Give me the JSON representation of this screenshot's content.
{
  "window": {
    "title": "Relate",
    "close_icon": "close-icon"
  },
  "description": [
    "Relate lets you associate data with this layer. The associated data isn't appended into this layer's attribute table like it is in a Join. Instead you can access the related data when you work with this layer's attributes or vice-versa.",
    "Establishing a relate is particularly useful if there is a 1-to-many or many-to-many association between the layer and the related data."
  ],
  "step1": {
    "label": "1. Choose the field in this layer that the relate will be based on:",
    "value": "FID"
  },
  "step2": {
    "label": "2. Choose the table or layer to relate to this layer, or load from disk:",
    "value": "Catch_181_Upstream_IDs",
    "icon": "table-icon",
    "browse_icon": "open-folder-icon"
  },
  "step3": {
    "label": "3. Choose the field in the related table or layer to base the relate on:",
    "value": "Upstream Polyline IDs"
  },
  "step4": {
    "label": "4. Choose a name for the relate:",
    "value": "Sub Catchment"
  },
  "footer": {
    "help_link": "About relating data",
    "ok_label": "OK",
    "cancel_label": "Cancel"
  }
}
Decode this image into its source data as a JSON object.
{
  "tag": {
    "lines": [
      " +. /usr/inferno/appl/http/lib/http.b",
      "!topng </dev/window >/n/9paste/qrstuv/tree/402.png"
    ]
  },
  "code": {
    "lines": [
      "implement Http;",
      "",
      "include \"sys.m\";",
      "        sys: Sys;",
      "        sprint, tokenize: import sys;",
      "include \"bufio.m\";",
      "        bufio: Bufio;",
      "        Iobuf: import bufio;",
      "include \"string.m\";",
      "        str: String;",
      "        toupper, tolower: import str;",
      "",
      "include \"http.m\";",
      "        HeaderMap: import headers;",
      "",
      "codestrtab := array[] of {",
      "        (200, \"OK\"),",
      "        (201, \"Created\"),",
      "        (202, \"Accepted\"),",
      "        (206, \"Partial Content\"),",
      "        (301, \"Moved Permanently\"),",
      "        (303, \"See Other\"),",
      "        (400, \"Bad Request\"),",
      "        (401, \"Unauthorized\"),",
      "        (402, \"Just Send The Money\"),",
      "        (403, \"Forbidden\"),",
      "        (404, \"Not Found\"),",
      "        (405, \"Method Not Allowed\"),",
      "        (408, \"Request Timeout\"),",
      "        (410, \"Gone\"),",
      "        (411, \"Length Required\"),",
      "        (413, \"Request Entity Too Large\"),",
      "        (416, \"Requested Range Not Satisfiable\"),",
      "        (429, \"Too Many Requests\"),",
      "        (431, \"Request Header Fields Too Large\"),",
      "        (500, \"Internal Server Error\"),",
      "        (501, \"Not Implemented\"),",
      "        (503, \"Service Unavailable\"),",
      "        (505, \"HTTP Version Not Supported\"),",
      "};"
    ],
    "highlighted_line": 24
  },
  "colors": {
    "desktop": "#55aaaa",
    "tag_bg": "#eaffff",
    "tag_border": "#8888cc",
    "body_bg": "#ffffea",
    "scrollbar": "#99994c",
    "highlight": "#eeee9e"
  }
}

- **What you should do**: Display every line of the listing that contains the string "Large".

- **Output**:
      "        (413, \"Request Entity Too Large\"),",
      "        (431, \"Request Header Fields Too Large\"),",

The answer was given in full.